There are many islands all over the world associated with the moving edges of tectonic plates, the holiday islands of the Mediterranean being largely of this type. Some are examples of country rock edges have been lifted, folded and tilted into position, but vulcanism that has been type altogether from that of the deep oceans is also a factor in shaping some of them. Sicily has Mount Etna, which is almost continuously active though not explosively so, and the Lipari Islands which contain Vulcano and Stromboli, are entirely volcanic. The Greek islands too, owe their existence to tectonic movement and vulcanism which fortunately is almost quiescent at present, although in the historic past there have been terrifying eruptions within the area. The island of Thira (Santorini) is thought to be the remnant of a caldera formed in a dramatic eruption nearly three thousand five hundred years ago, which brought to an end the dominance of the Minoans in the Eastern Mediterranean, and probably gave rise to the Biblical Plagues of Egypt by virtue of its tsunami and the red dust that coloured heavy rain over thousands of square miles. It is also thought by many that the legends of Atlantis originated in this catastrophe, a view that is receiving some support from excavations at present being carried out below the red volcanic horizon in Thira and in Crete.

In other parts of the world, tectonic movement is creating much larger islands than any in the Mediterranean. There are the islands of Japan known as The Island Arc, spanning the East China Sea, the East Indies, and in the western Pacific Ocean in the West and their greatest size in Indonesia accounts loud where they reach of Japan. These islands have a young but complex geology, often dramatic scenery, and usually active vulcanism which is sometimes completely destructive. Mount Pelee, in the island of Martinique, destroyed the town of St Pierre in 1902, and Krakatoa, between Java and Sumatra, killed 36,000 people in 1883, the dust of its eruption colouring sunsets all over the world for the next two years.
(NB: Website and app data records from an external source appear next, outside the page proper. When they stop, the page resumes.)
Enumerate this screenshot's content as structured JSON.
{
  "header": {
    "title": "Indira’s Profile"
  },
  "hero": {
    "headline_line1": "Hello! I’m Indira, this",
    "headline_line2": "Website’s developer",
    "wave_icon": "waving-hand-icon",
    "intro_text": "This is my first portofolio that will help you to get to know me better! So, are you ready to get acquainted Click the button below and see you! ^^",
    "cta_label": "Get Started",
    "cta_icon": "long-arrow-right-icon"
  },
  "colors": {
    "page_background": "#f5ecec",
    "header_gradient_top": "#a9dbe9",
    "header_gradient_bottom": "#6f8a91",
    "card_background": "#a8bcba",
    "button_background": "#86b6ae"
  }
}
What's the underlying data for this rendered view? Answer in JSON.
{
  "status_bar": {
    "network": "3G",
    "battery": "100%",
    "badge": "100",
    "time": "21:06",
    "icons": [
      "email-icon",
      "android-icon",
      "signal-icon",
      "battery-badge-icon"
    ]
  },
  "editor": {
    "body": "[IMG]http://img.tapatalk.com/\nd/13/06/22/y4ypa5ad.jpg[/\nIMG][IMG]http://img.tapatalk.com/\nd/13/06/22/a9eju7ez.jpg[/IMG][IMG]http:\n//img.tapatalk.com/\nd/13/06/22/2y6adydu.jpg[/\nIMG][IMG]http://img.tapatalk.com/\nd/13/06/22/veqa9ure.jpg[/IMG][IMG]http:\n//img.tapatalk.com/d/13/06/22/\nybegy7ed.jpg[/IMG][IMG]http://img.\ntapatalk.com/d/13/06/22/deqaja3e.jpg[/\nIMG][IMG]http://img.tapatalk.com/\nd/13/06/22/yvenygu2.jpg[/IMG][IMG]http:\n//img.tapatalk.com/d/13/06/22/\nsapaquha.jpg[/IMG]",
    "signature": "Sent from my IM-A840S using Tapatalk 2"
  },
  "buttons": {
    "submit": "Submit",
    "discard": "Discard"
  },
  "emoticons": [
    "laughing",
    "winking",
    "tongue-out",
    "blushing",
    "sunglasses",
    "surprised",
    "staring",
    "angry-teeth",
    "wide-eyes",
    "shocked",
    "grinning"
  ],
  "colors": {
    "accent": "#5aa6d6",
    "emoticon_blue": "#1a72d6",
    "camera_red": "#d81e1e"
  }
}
Island Arcs appear to be features of tropical and some temperate latitudes, which suggests that tectonic movements are somehow related to the earth’s spin, although there is no justification for this point of view in current literature.

Physical comparisons are sometimes made between Japan and Great Britain, both being islands at the edge of an ocean, separated by narrow channels from a large continent, but the quest for similarities cannot be taken much further except along philosophical lines. The British Isles are stable regions of an old continent, separated by a geosyncline that happens to be flooded while the sea is at its present level. The Japanese Isles, however, are fairly new lands geologically being raised by tectonic forces, causing islands that are still being raised by tectonic forces, causing islands that are still being raised by tectonic forces, causing frequent earthquakes. The Mediterranean Sea, where Britain is at the same latitude as and active vulcanism. Japan are at opposite sides of the Aleutian Islands, and the two islands at the latitude of the respective oceans relative to the direction of the earth’s rotation, so that ocean currents and weather patterns are by no means the same. Comparisons like this can be of much geological interest.

This paper is already longer than was intended without mentioning many fascinating islands such as New Zealand, Iceland, Tasmania, St Helena and Madeira, each of which deserves a special paragraph, together with thousands of others. Ceylon, The Nicobars, Sakhalin, where should I stop. Perhaps this is as good a place as any, hoping that this glimpse of the geology of islands has proved to be of interest.